Recently “leaked” schematics for Apple’s next-generation iPhone reveal the company could be returning to a sharper, squarer form factor similar to that of the iPhone 5. They also hinted at a big change for Touch ID.
With Apple expected to eliminate the Home button from this year’s iPhone, its fingerprint scanner could be relocated to its back — like on many Androids. This would free up space on the front of the phone for a larger display, while maintaining the secure and super-fast biometric sensor we all love.
But is a rear-facing fingerprint scanner a smart move, or should it remain on the front of the iPhone? Join us in this week’s Friday Night Fight as we battle it out over the iPhone 8’s Touch ID button.
The first reviews of the Galaxy S8 and Galaxy S8+ have dropped a day ahead of their official launch in many markets, and there’s one thing to take away from them: Samsung just knocked it out of the park with its best smartphones to date.
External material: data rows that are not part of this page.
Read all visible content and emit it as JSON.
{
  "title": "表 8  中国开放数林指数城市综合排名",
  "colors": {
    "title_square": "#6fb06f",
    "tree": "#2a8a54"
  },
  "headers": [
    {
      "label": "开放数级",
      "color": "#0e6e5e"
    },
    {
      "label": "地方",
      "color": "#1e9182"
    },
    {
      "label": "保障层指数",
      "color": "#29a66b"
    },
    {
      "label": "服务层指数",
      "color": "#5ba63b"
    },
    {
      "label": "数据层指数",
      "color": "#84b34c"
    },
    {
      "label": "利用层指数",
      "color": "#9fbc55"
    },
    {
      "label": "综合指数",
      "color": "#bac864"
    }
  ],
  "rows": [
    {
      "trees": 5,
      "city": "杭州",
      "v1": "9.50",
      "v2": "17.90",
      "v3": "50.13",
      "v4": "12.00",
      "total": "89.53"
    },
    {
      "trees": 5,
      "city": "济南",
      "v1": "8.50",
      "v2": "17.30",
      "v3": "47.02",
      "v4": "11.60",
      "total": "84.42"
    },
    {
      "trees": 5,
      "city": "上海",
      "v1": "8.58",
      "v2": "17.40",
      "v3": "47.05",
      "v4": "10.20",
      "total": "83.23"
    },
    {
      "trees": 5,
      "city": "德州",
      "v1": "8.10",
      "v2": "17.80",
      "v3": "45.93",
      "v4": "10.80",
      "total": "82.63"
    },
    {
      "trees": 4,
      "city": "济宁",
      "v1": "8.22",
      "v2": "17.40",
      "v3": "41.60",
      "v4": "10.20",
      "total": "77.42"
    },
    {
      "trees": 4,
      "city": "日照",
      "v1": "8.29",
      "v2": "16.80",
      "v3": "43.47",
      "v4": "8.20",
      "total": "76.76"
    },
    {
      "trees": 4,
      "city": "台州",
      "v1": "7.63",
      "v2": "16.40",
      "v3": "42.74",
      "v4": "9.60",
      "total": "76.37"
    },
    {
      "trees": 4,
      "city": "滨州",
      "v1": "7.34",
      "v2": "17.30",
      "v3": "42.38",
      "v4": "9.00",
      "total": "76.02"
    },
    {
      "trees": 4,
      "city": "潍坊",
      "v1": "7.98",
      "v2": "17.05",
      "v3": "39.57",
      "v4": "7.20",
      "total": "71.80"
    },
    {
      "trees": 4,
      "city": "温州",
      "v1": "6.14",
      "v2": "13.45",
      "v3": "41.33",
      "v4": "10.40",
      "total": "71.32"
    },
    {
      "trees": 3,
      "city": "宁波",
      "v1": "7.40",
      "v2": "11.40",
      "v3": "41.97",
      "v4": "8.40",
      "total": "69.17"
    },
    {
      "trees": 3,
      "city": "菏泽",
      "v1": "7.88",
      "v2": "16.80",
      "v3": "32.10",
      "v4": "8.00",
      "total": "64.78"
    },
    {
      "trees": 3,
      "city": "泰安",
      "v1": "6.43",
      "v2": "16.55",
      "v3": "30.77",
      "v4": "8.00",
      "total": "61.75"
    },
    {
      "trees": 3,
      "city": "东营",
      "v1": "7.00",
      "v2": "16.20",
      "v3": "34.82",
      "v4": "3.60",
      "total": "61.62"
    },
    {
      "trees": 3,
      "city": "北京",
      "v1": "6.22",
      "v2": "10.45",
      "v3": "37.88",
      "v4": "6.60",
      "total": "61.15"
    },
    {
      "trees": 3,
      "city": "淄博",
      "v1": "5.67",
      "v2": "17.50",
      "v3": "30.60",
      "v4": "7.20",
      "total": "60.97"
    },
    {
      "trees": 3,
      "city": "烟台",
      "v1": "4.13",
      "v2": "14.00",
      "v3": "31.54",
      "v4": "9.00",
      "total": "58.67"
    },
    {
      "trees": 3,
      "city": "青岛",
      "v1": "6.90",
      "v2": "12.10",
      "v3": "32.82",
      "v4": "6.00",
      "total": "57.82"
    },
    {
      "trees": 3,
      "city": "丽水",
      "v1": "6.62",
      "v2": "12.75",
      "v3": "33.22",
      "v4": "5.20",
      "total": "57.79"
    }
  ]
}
Despite the problems the company encountered with the Galaxy Note 7 last fall, it has managed to produce two new devices that don’t disappoint. From gorgeous design and impressive cameras to the best display on the market, the Galaxy S8 series has it all.
It might not perfect, but the changes and improvements Samsung has made show Apple what a smartphone should be in 2017, and make it even more difficult for the iPhone to catch up.
A new photo of what is believed to be iPhone 8 schematics reveals a surprising new design direction.
Apple appears to have done away with the smooth curves we’ve come to expect from its smartphones in recent years, opting instead for sharper edges and flat sides. This image suggests the next iPhone will be much like the iPhone 5, only bigger.
Samsung isn’t giving up on its Galaxy Note lineup following last year’s exploding battery fiasco. According to one reliable analyst, a Galaxy Note 8 is coming with a dual-lens camera that will be “much better than that of the iPhone 7 Plus.”
The Galaxy S8 might be packing a brand new Qualcomm processor, and it might outpace the iPhone 7 easily in benchmark tests. But when it comes to real-world performance, Apple’s 7-month-old smartphone proves it’s still king.
The next iPhone Apple unveils may not prove as expensive as some have speculated, according to a new research note from investment firm UBS.
Early rumors for the iPhone 8 claimed it will cost upward of $1,000. However, UBS analyst Steve Milunovich says the real price tag will most likely be a lot less than that. And fans might have Samsung to thank.